I try to keep my eyes open for other opportunities to expose my kids to different ways of prayer. On our recent vacation to the island of Kuai in Hawaii, I read about a Hindu monastery that had visiting hours. My husband thought I was nuts for wanting to take our energetic 7 year old and willful toddler to a monastery with strict dress and conduct codes. However, I argued that if it was in the guide book, it was fair game.
Sure enough, there was a gazebo at the entrance that had sarongs you could borrow to cover up appropriately while the rules of conduct were posted everywhere so you knew where to go and how to act. Wrapped in sarongs too big for them, our children behaved beautifully as they tip toed around the grounds. We didn’t enter the prayer temple, but we walked in the sacred gardens, admired beautiful statues, and read about the principles of Hinduism. They also had an area where you could write down a concern or emotion blocking your happiness and burn it in a fire. My husband, my older son, and I each made our own offerings and walked away a little lighter.
The monastery had a gift shop where they sold various books, spiritual aids, and art. My sons got to choose souvenirs, and both wanted rudraksha prayer beads. This side trip ended up being one of the highlights of our vacation, and my sons keep their prayer beads on display in their bedrooms at home.
For our most recent spiritual exercise, my older son and I read together “A Pebble for Your Pocket” by Thich Nhat Hanh. This is a wonderful book for children about the principles of Buddhism. Covering the concepts of mindful breathing, walking meditation, and the practice of being present in every moment to find happiness, it was a powerful reminder to me to be more intentional each day as well as a an accessible introduction of these principles for my son.
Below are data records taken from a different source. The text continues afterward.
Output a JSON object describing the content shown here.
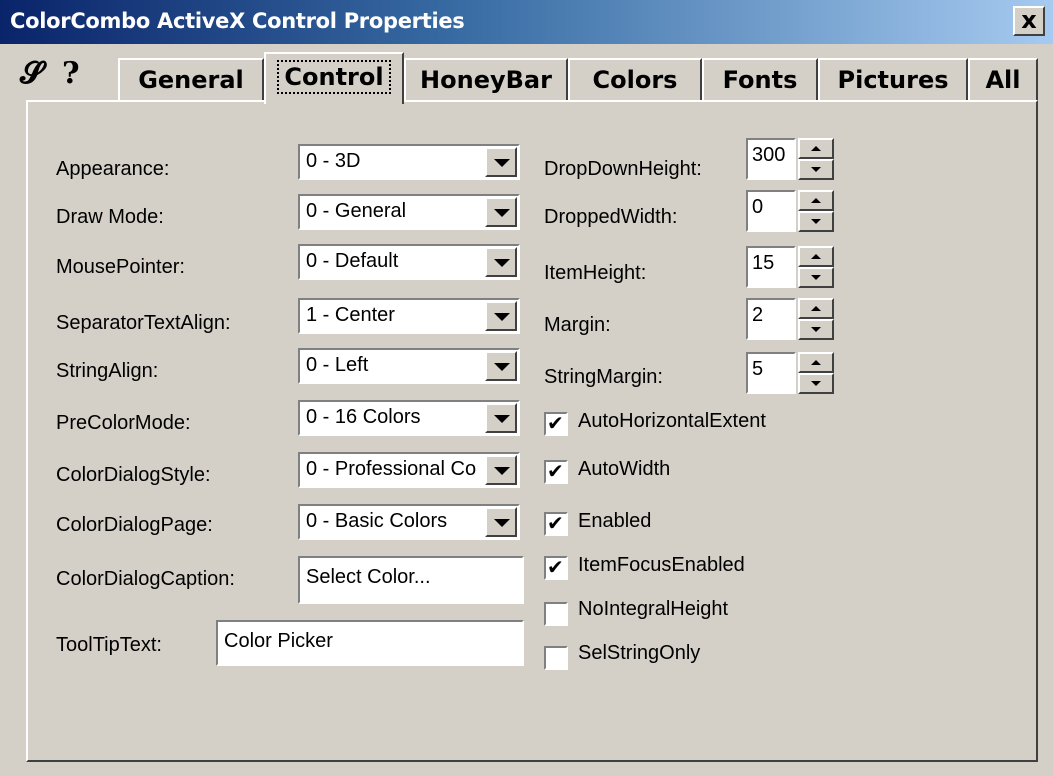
{
  "window": {
    "title": "ColorCombo ActiveX Control Properties",
    "close_glyph": "x"
  },
  "icons": [
    "pin-icon",
    "help-icon"
  ],
  "tabs": [
    {
      "label": "General",
      "active": false
    },
    {
      "label": "Control",
      "active": true
    },
    {
      "label": "HoneyBar",
      "active": false
    },
    {
      "label": "Colors",
      "active": false
    },
    {
      "label": "Fonts",
      "active": false
    },
    {
      "label": "Pictures",
      "active": false
    },
    {
      "label": "All",
      "active": false
    }
  ],
  "left": {
    "appearance": {
      "label": "Appearance:",
      "value": "0 - 3D"
    },
    "draw_mode": {
      "label": "Draw Mode:",
      "value": "0 - General"
    },
    "mouse_pointer": {
      "label": "MousePointer:",
      "value": "0 - Default"
    },
    "separator_text_align": {
      "label": "SeparatorTextAlign:",
      "value": "1 - Center"
    },
    "string_align": {
      "label": "StringAlign:",
      "value": "0 - Left"
    },
    "pre_color_mode": {
      "label": "PreColorMode:",
      "value": "0 - 16 Colors"
    },
    "color_dialog_style": {
      "label": "ColorDialogStyle:",
      "value": "0 - Professional Co"
    },
    "color_dialog_page": {
      "label": "ColorDialogPage:",
      "value": "0 - Basic Colors"
    },
    "color_dialog_caption": {
      "label": "ColorDialogCaption:",
      "value": "Select Color..."
    },
    "tooltip_text": {
      "label": "ToolTipText:",
      "value": "Color Picker"
    }
  },
  "right": {
    "dropdown_height": {
      "label": "DropDownHeight:",
      "value": "300"
    },
    "dropped_width": {
      "label": "DroppedWidth:",
      "value": "0"
    },
    "item_height": {
      "label": "ItemHeight:",
      "value": "15"
    },
    "margin": {
      "label": "Margin:",
      "value": "2"
    },
    "string_margin": {
      "label": "StringMargin:",
      "value": "5"
    }
  },
  "checks": {
    "auto_horizontal_extent": {
      "label": "AutoHorizontalExtent",
      "checked": true
    },
    "auto_width": {
      "label": "AutoWidth",
      "checked": true
    },
    "enabled": {
      "label": "Enabled",
      "checked": true
    },
    "item_focus_enabled": {
      "label": "ItemFocusEnabled",
      "checked": true
    },
    "no_integral_height": {
      "label": "NoIntegralHeight",
      "checked": false
    },
    "sel_string_only": {
      "label": "SelStringOnly",
      "checked": false
    }
  }
}
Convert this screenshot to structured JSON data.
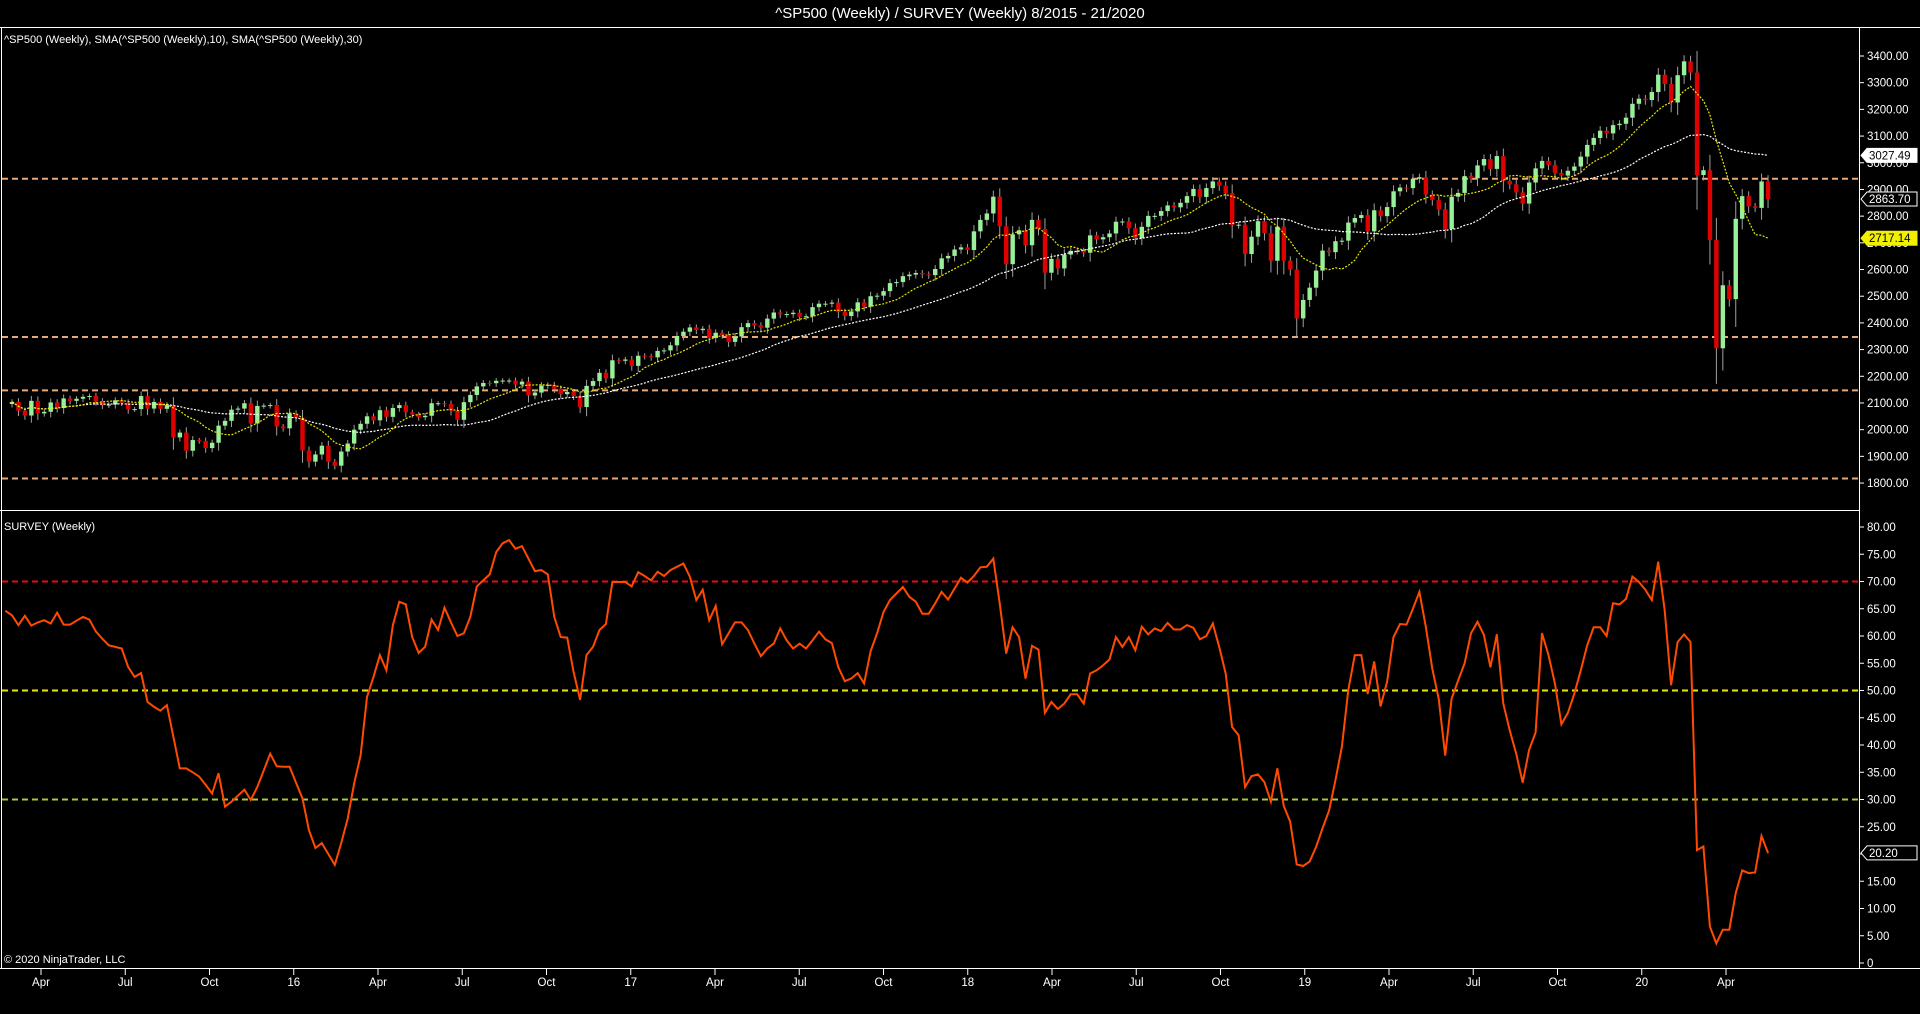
{
  "window_title": "^SP500 (Weekly) / SURVEY (Weekly)  8/2015 - 21/2020",
  "copyright": "© 2020 NinjaTrader, LLC",
  "colors": {
    "up": "#98f098",
    "down": "#e00000",
    "wick": "#a0a0a0",
    "sma10": "#e8e800",
    "sma30": "#ffffff",
    "survey": "#ff4a00",
    "level": "#e8a878",
    "survey_70": "#e01010",
    "survey_50": "#e8e800",
    "survey_30": "#a8c830"
  },
  "chart_data": [
    {
      "type": "candlestick",
      "title": "^SP500 (Weekly), SMA(^SP500 (Weekly),10), SMA(^SP500 (Weekly),30)",
      "ylim": [
        1740,
        3480
      ],
      "y_ticks": [
        "3400.00",
        "3300.00",
        "3200.00",
        "3100.00",
        "3000.00",
        "2900.00",
        "2800.00",
        "2700.00",
        "2600.00",
        "2500.00",
        "2400.00",
        "2300.00",
        "2200.00",
        "2100.00",
        "2000.00",
        "1900.00",
        "1800.00"
      ],
      "y_tick_values": [
        3400,
        3300,
        3200,
        3100,
        3000,
        2900,
        2800,
        2700,
        2600,
        2500,
        2400,
        2300,
        2200,
        2100,
        2000,
        1900,
        1800
      ],
      "sma_periods": [
        10,
        30
      ],
      "horizontal_levels": [
        2940,
        2347,
        2147,
        1817
      ],
      "price_labels": {
        "sma30": "3027.49",
        "last": "2863.70",
        "sma10": "2717.14"
      },
      "weekly_close": [
        2104,
        2071,
        2053,
        2108,
        2061,
        2067,
        2102,
        2081,
        2117,
        2108,
        2116,
        2123,
        2126,
        2107,
        2092,
        2094,
        2110,
        2101,
        2077,
        2077,
        2126,
        2079,
        2104,
        2078,
        2092,
        1971,
        1989,
        1921,
        1961,
        1958,
        1931,
        1951,
        2015,
        2033,
        2075,
        2079,
        2099,
        2023,
        2089,
        2090,
        2092,
        2012,
        2005,
        2061,
        2044,
        1922,
        1880,
        1907,
        1940,
        1880,
        1865,
        1918,
        1948,
        2000,
        2022,
        2050,
        2035,
        2073,
        2048,
        2081,
        2092,
        2065,
        2057,
        2047,
        2052,
        2099,
        2099,
        2096,
        2071,
        2037,
        2103,
        2130,
        2162,
        2175,
        2174,
        2183,
        2184,
        2184,
        2169,
        2180,
        2128,
        2139,
        2165,
        2168,
        2153,
        2133,
        2141,
        2126,
        2085,
        2164,
        2182,
        2213,
        2192,
        2260,
        2258,
        2263,
        2239,
        2277,
        2275,
        2271,
        2295,
        2297,
        2316,
        2351,
        2367,
        2383,
        2373,
        2378,
        2344,
        2363,
        2355,
        2329,
        2349,
        2384,
        2399,
        2391,
        2382,
        2416,
        2439,
        2432,
        2433,
        2438,
        2423,
        2425,
        2459,
        2472,
        2472,
        2476,
        2441,
        2426,
        2443,
        2477,
        2461,
        2500,
        2502,
        2519,
        2549,
        2553,
        2575,
        2581,
        2587,
        2582,
        2579,
        2602,
        2642,
        2651,
        2675,
        2683,
        2673,
        2743,
        2786,
        2810,
        2873,
        2762,
        2620,
        2732,
        2747,
        2691,
        2786,
        2752,
        2588,
        2640,
        2604,
        2656,
        2670,
        2670,
        2663,
        2728,
        2713,
        2721,
        2735,
        2779,
        2780,
        2755,
        2718,
        2760,
        2801,
        2801,
        2819,
        2840,
        2833,
        2850,
        2875,
        2902,
        2872,
        2905,
        2930,
        2914,
        2886,
        2767,
        2768,
        2658,
        2723,
        2781,
        2736,
        2633,
        2760,
        2633,
        2600,
        2417,
        2486,
        2532,
        2596,
        2671,
        2665,
        2706,
        2708,
        2776,
        2793,
        2804,
        2743,
        2822,
        2800,
        2834,
        2893,
        2907,
        2905,
        2940,
        2946,
        2881,
        2860,
        2826,
        2752,
        2873,
        2887,
        2950,
        2942,
        2990,
        3014,
        2977,
        3025,
        2932,
        2919,
        2889,
        2847,
        2926,
        2979,
        3007,
        2992,
        2962,
        2952,
        2970,
        2986,
        3023,
        3067,
        3093,
        3120,
        3110,
        3141,
        3146,
        3169,
        3221,
        3240,
        3235,
        3265,
        3330,
        3295,
        3226,
        3328,
        3380,
        3338,
        2954,
        2972,
        2711,
        2305,
        2541,
        2489,
        2790,
        2875,
        2837,
        2831,
        2930,
        2864
      ]
    },
    {
      "type": "line",
      "title": "SURVEY (Weekly)",
      "ylim": [
        -2,
        83
      ],
      "y_ticks": [
        "80.00",
        "75.00",
        "70.00",
        "65.00",
        "60.00",
        "55.00",
        "50.00",
        "45.00",
        "40.00",
        "35.00",
        "30.00",
        "25.00",
        "20.00",
        "15.00",
        "10.00",
        "5.00",
        "0"
      ],
      "y_tick_values": [
        80,
        75,
        70,
        65,
        60,
        55,
        50,
        45,
        40,
        35,
        30,
        25,
        20,
        15,
        10,
        5,
        0
      ],
      "horizontal_levels": [
        70,
        50,
        30
      ],
      "last_label": "20.20",
      "values": [
        64.6,
        63.8,
        62,
        63.7,
        61.9,
        62.5,
        62.9,
        62.3,
        64.3,
        62.1,
        62.1,
        62.8,
        63.5,
        63,
        60.8,
        59.5,
        58.3,
        58,
        57.7,
        54.3,
        52.5,
        53.2,
        47.9,
        47,
        46.3,
        47.3,
        41.5,
        35.7,
        35.7,
        35,
        34.2,
        32.7,
        31.1,
        34.8,
        28.7,
        29.6,
        30.7,
        31.8,
        29.9,
        32.3,
        35.3,
        38.4,
        36.1,
        36,
        36,
        33.1,
        30.2,
        24.4,
        21.1,
        22,
        20,
        18,
        22,
        26.5,
        32.9,
        38.1,
        48.8,
        52.5,
        56.5,
        53.7,
        62,
        66.3,
        65.8,
        59.8,
        56.9,
        58,
        63,
        61.1,
        65.2,
        62.5,
        60,
        60.5,
        63.5,
        69.1,
        70.2,
        71.3,
        75.4,
        77,
        77.6,
        76,
        76.5,
        74.2,
        71.9,
        72.1,
        71.3,
        63.5,
        59.8,
        59.7,
        53.4,
        48.3,
        56.5,
        58,
        61.1,
        62.2,
        69.9,
        69.9,
        69.9,
        69.1,
        71.7,
        71,
        70.2,
        71.8,
        71,
        72.1,
        72.7,
        73.3,
        70.9,
        66.6,
        68.5,
        62.9,
        65.5,
        58.5,
        60.5,
        62.5,
        62.5,
        61.1,
        58.6,
        56.3,
        57.7,
        58.6,
        61.4,
        59.2,
        57.7,
        58.6,
        57.7,
        59.2,
        60.8,
        59.4,
        58.7,
        54.3,
        51.7,
        52.2,
        53.2,
        51.3,
        57.2,
        60.5,
        64.4,
        66.6,
        67.8,
        69,
        67.2,
        66.3,
        64.1,
        64.1,
        66,
        68.1,
        66.7,
        68.7,
        70.7,
        69.8,
        71,
        72.6,
        72.7,
        74.2,
        66,
        56.8,
        61.6,
        59.8,
        52.2,
        58.2,
        57.5,
        45.9,
        47.9,
        46.6,
        47.6,
        49.3,
        49.3,
        47.6,
        53.1,
        53.7,
        54.6,
        55.7,
        59.8,
        58,
        59.8,
        57.4,
        61.7,
        60.3,
        61.4,
        60.9,
        62.4,
        61.2,
        61.2,
        62,
        61.5,
        59.4,
        60,
        62.3,
        58,
        53.1,
        43.3,
        41.8,
        32.3,
        34.3,
        34.6,
        33.2,
        29.6,
        35.7,
        28.8,
        25.9,
        18.1,
        17.8,
        18.6,
        21.3,
        24.7,
        27.9,
        33.5,
        39.7,
        50.1,
        56.5,
        56.5,
        49.4,
        55.3,
        47.1,
        51.6,
        59.8,
        62.2,
        62.1,
        65,
        68.1,
        61.7,
        54,
        48.5,
        38.1,
        48.5,
        51.8,
        55,
        60.5,
        62.6,
        60.2,
        54.3,
        60.3,
        47.6,
        42.7,
        38.4,
        33.1,
        39.1,
        42.3,
        60.5,
        56.5,
        51.3,
        43.8,
        45.9,
        49.4,
        53.7,
        58.3,
        61.6,
        61.6,
        60,
        66,
        65.8,
        66.8,
        70.9,
        69.9,
        68.5,
        66.6,
        73.6,
        64.7,
        51,
        58.9,
        60.3,
        58.9,
        20.7,
        21.4,
        6.7,
        3.6,
        6.1,
        6.1,
        12.8,
        17,
        16.5,
        16.6,
        23.3,
        20.2
      ]
    }
  ],
  "x_axis": {
    "labels": [
      "Apr",
      "Jul",
      "Oct",
      "16",
      "Apr",
      "Jul",
      "Oct",
      "17",
      "Apr",
      "Jul",
      "Oct",
      "18",
      "Apr",
      "Jul",
      "Oct",
      "19",
      "Apr",
      "Jul",
      "Oct",
      "20",
      "Apr"
    ]
  }
}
I gave him a little statue of Buddha to keep in his room among his other faith-based keepsakes. When he opened the box with the little Buddha inside, I asked him if he knew who it was supposed to be. He said it sort of looked like Santa because he was fat and jolly. I guess it all blends together in our home. But if we are attentive to the present, kind and loving to ourselves and others, and tolerant of those who differ from us, then I say we’re doing just fine. Namaste.
How do you address spirituality in your home?
This has been an original post to World Moms Blog by Tara B. of Washington (State) USA.
Photo credits to the author.